** Available data follows **
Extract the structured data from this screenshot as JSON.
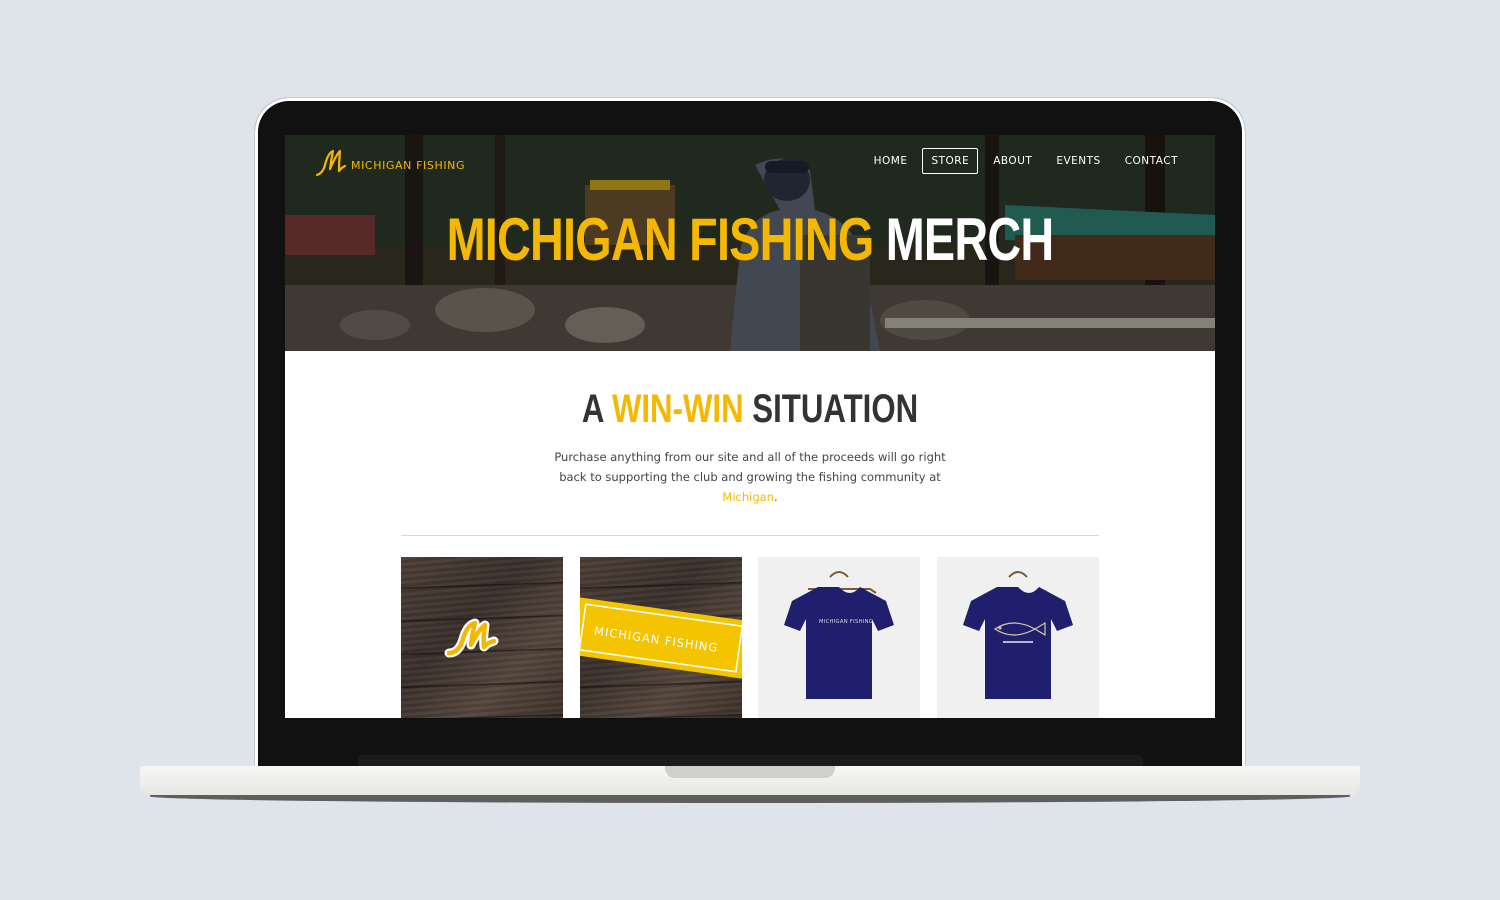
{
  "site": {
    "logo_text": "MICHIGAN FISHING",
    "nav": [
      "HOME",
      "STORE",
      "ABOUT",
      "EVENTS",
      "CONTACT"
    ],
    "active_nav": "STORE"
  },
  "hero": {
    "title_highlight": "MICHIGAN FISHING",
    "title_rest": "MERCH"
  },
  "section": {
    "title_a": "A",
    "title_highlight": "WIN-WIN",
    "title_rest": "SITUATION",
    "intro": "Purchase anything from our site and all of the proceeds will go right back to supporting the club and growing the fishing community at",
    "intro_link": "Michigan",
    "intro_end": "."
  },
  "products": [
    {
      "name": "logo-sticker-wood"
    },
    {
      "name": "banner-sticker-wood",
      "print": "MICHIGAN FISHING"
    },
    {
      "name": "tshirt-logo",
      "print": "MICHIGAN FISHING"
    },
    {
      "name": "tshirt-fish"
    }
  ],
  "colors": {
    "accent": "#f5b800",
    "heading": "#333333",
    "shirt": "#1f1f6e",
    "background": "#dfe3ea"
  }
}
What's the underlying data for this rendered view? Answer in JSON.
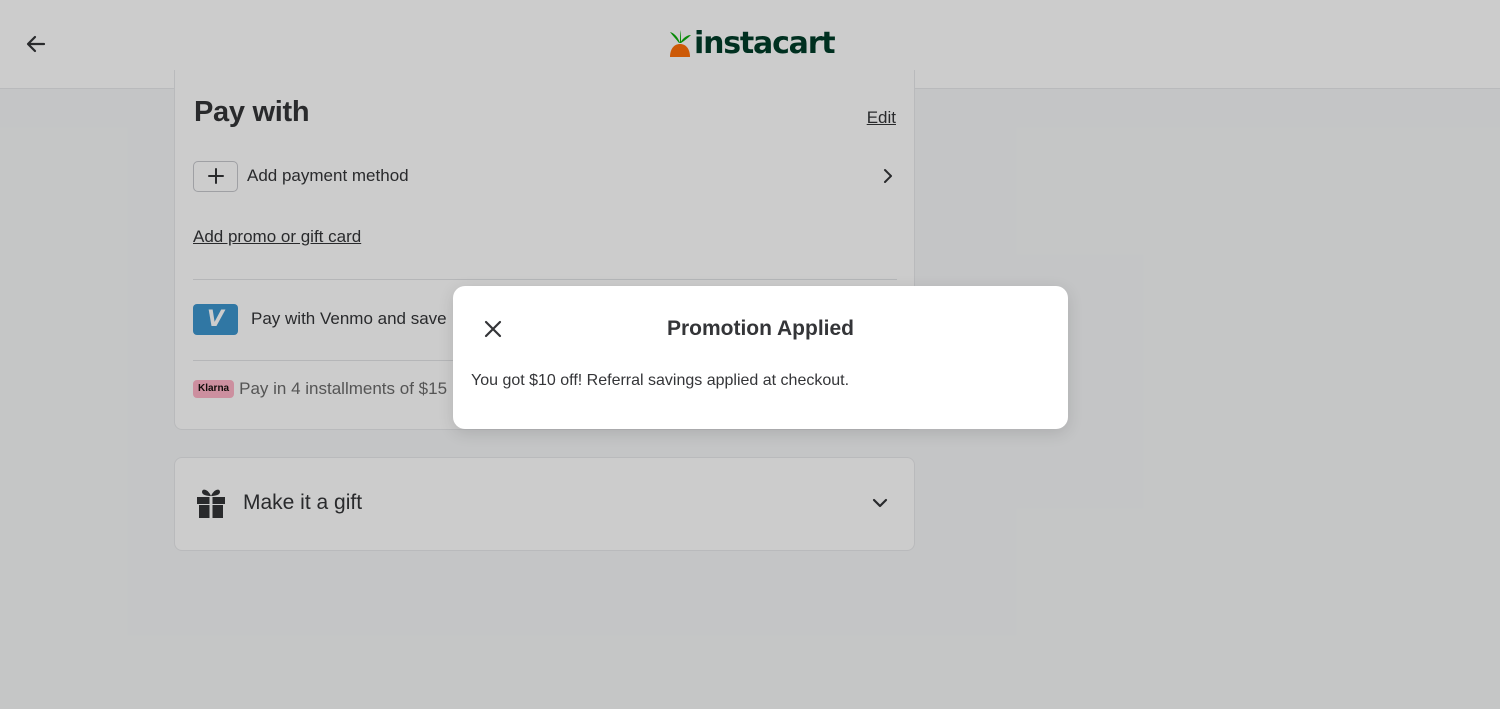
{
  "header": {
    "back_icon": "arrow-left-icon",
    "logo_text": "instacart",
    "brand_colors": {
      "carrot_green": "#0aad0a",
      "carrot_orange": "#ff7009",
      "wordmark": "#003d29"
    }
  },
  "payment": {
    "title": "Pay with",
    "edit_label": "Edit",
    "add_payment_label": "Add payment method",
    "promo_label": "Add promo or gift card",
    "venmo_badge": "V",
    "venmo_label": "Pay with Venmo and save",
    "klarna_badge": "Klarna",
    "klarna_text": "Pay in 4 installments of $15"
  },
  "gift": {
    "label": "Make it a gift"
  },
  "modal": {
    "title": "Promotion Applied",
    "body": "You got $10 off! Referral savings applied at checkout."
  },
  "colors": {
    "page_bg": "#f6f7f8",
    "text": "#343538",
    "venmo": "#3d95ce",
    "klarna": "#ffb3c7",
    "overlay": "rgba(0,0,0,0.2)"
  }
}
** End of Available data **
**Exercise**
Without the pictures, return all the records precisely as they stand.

**Solution to this task**
Extract the structured data from this screenshot as JSON.
{
  "site": {
    "logo_text": "MICHIGAN FISHING",
    "nav": [
      "HOME",
      "STORE",
      "ABOUT",
      "EVENTS",
      "CONTACT"
    ],
    "active_nav": "STORE"
  },
  "hero": {
    "title_highlight": "MICHIGAN FISHING",
    "title_rest": "MERCH"
  },
  "section": {
    "title_a": "A",
    "title_highlight": "WIN-WIN",
    "title_rest": "SITUATION",
    "intro": "Purchase anything from our site and all of the proceeds will go right back to supporting the club and growing the fishing community at",
    "intro_link": "Michigan",
    "intro_end": "."
  },
  "products": [
    {
      "name": "logo-sticker-wood"
    },
    {
      "name": "banner-sticker-wood",
      "print": "MICHIGAN FISHING"
    },
    {
      "name": "tshirt-logo",
      "print": "MICHIGAN FISHING"
    },
    {
      "name": "tshirt-fish"
    }
  ],
  "colors": {
    "accent": "#f5b800",
    "heading": "#333333",
    "shirt": "#1f1f6e",
    "background": "#dfe3ea"
  }
}
What's the underlying data for this rendered view? Answer in JSON.
{
  "header": {
    "back_icon": "arrow-left-icon",
    "logo_text": "instacart",
    "brand_colors": {
      "carrot_green": "#0aad0a",
      "carrot_orange": "#ff7009",
      "wordmark": "#003d29"
    }
  },
  "payment": {
    "title": "Pay with",
    "edit_label": "Edit",
    "add_payment_label": "Add payment method",
    "promo_label": "Add promo or gift card",
    "venmo_badge": "V",
    "venmo_label": "Pay with Venmo and save",
    "klarna_badge": "Klarna",
    "klarna_text": "Pay in 4 installments of $15"
  },
  "gift": {
    "label": "Make it a gift"
  },
  "modal": {
    "title": "Promotion Applied",
    "body": "You got $10 off! Referral savings applied at checkout."
  },
  "colors": {
    "page_bg": "#f6f7f8",
    "text": "#343538",
    "venmo": "#3d95ce",
    "klarna": "#ffb3c7",
    "overlay": "rgba(0,0,0,0.2)"
  }
}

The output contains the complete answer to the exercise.